---------- Records

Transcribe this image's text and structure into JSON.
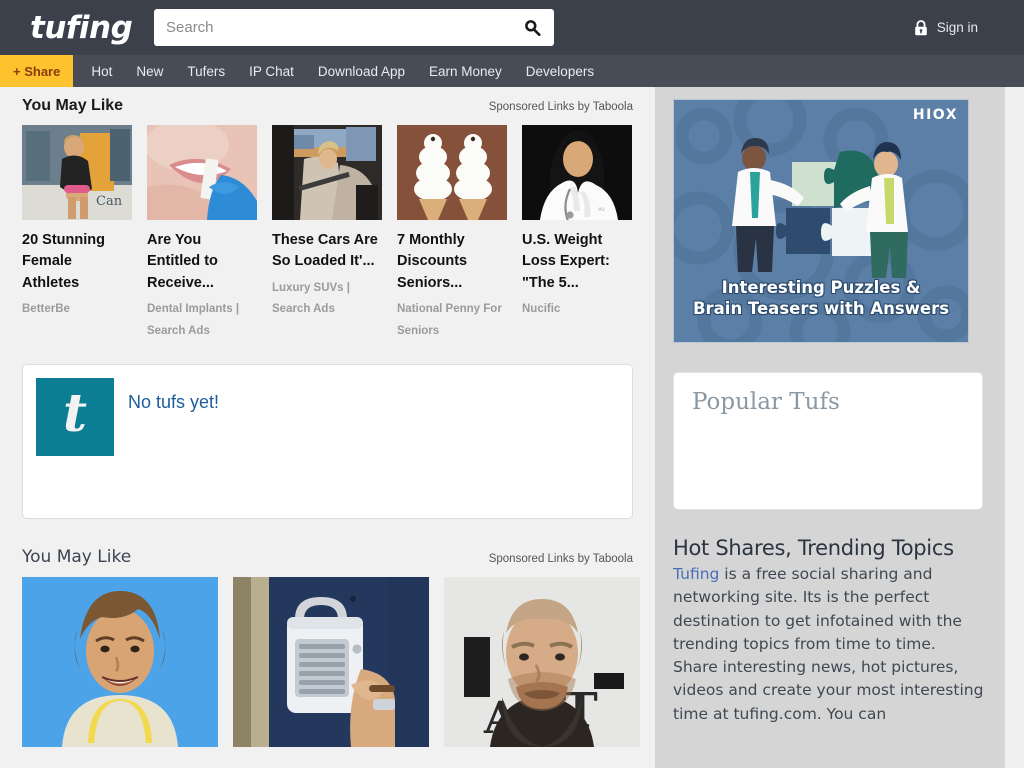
{
  "header": {
    "logo": "tufing",
    "search": {
      "value": "",
      "placeholder": "Search"
    },
    "search_icon": "magnifier-icon",
    "signin_label": "Sign in",
    "lock_icon": "lock-icon"
  },
  "navbar": {
    "share_label": "+ Share",
    "items": [
      {
        "label": "Hot"
      },
      {
        "label": "New"
      },
      {
        "label": "Tufers"
      },
      {
        "label": "IP Chat"
      },
      {
        "label": "Download App"
      },
      {
        "label": "Earn Money"
      },
      {
        "label": "Developers"
      }
    ]
  },
  "taboola_top": {
    "title": "You May Like",
    "by": "Sponsored Links by Taboola",
    "cards": [
      {
        "title": "20 Stunning Female Athletes",
        "source": "BetterBe"
      },
      {
        "title": "Are You Entitled to Receive...",
        "source": "Dental Implants | Search Ads"
      },
      {
        "title": "These Cars Are So Loaded It'...",
        "source": "Luxury SUVs | Search Ads"
      },
      {
        "title": "7 Monthly Discounts Seniors...",
        "source": "National Penny For Seniors"
      },
      {
        "title": "U.S. Weight Loss Expert: \"The 5...",
        "source": "Nucific"
      }
    ]
  },
  "tuf_card": {
    "avatar_letter": "t",
    "message": "No tufs yet!",
    "avatar_color": "#0b7e94",
    "message_color": "#1d5d9b"
  },
  "taboola_bottom": {
    "title": "You May Like",
    "by": "Sponsored Links by Taboola",
    "cards": [
      {
        "title": ""
      },
      {
        "title": ""
      },
      {
        "title": ""
      }
    ]
  },
  "sidebar": {
    "ad": {
      "brand": "HIOX",
      "caption_line1": "Interesting Puzzles &",
      "caption_line2": "Brain Teasers with Answers",
      "bg_color": "#5b7fa6"
    },
    "popular_panel": {
      "title": "Popular Tufs"
    },
    "about": {
      "title": "Hot Shares, Trending Topics",
      "link_text": "Tufing",
      "body": " is a free social sharing and networking site. Its is the perfect destination to get infotained with the trending topics from time to time. Share interesting news, hot pictures, videos and create your most interesting time at tufing.com. You can"
    }
  }
}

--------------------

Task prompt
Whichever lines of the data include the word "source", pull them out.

Response for this exercise
        "source": "BetterBe"
        "source": "Dental Implants | Search Ads"
        "source": "Luxury SUVs | Search Ads"
        "source": "National Penny For Seniors"
        "source": "Nucific"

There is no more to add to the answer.